### [TASK DETAILS]
Pictures stay out of the copy, and everything else in the data below is repeated exactly.

### [EXERCISE DATA]
- Opening Delimiter -
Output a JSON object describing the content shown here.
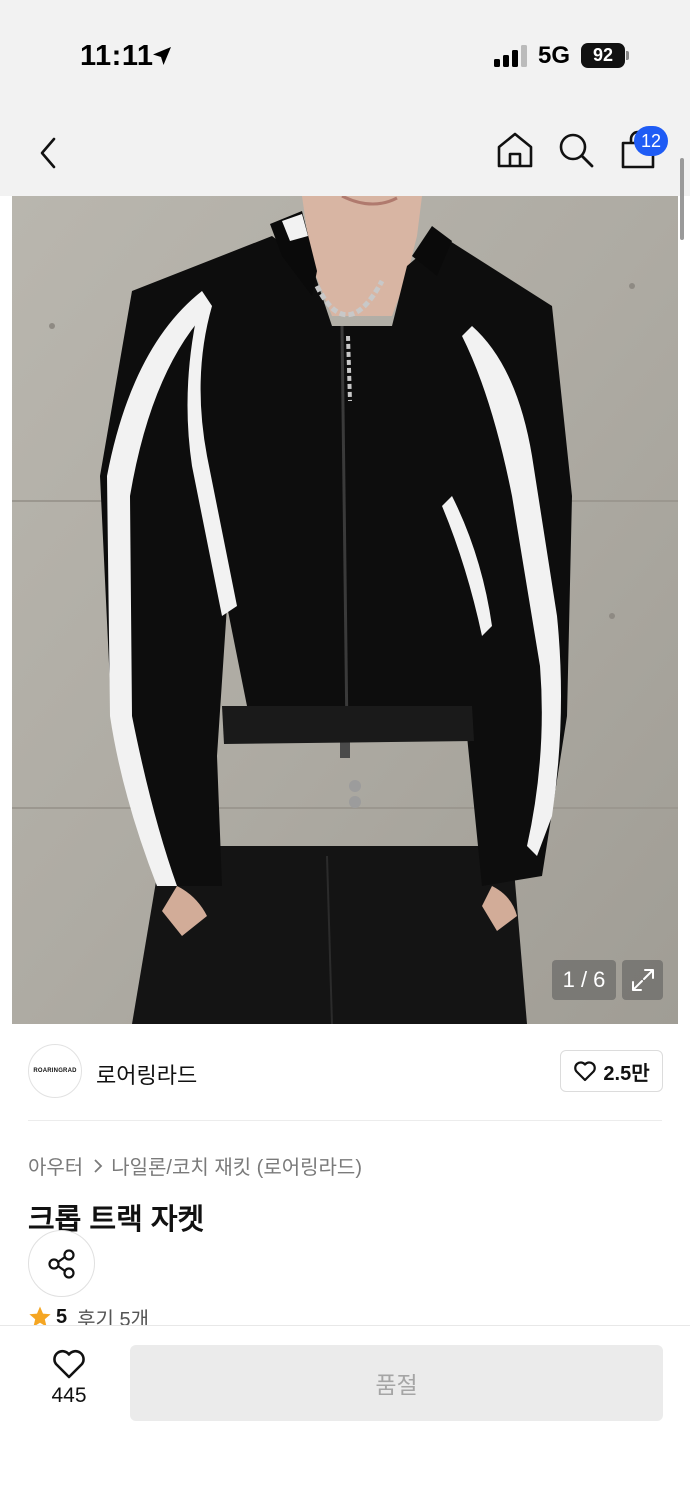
{
  "status_bar": {
    "time": "11:11",
    "network": "5G",
    "battery": "92"
  },
  "nav": {
    "cart_count": "12",
    "icons": [
      "back-icon",
      "home-icon",
      "search-icon",
      "shopping-bag-icon"
    ]
  },
  "gallery": {
    "counter": "1 / 6"
  },
  "brand": {
    "logo_text": "ROARINGRAD",
    "name": "로어링라드",
    "likes": "2.5만"
  },
  "breadcrumb": {
    "category": "아우터",
    "subcategory": "나일론/코치 재킷 (로어링라드)"
  },
  "product": {
    "title": "크롭 트랙 자켓",
    "rating": "5",
    "reviews": "후기 5개"
  },
  "bottom_bar": {
    "wish_count": "445",
    "buy_label": "품절"
  },
  "colors": {
    "badge": "#1f5cf5",
    "star": "#f5a623",
    "soldout_bg": "#ebebeb"
  }
}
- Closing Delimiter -
### [EXERCISE SOLUTION]
Output a JSON object describing the content shown here.
{
  "status_bar": {
    "time": "11:11",
    "network": "5G",
    "battery": "92"
  },
  "nav": {
    "cart_count": "12",
    "icons": [
      "back-icon",
      "home-icon",
      "search-icon",
      "shopping-bag-icon"
    ]
  },
  "gallery": {
    "counter": "1 / 6"
  },
  "brand": {
    "logo_text": "ROARINGRAD",
    "name": "로어링라드",
    "likes": "2.5만"
  },
  "breadcrumb": {
    "category": "아우터",
    "subcategory": "나일론/코치 재킷 (로어링라드)"
  },
  "product": {
    "title": "크롭 트랙 자켓",
    "rating": "5",
    "reviews": "후기 5개"
  },
  "bottom_bar": {
    "wish_count": "445",
    "buy_label": "품절"
  },
  "colors": {
    "badge": "#1f5cf5",
    "star": "#f5a623",
    "soldout_bg": "#ebebeb"
  }
}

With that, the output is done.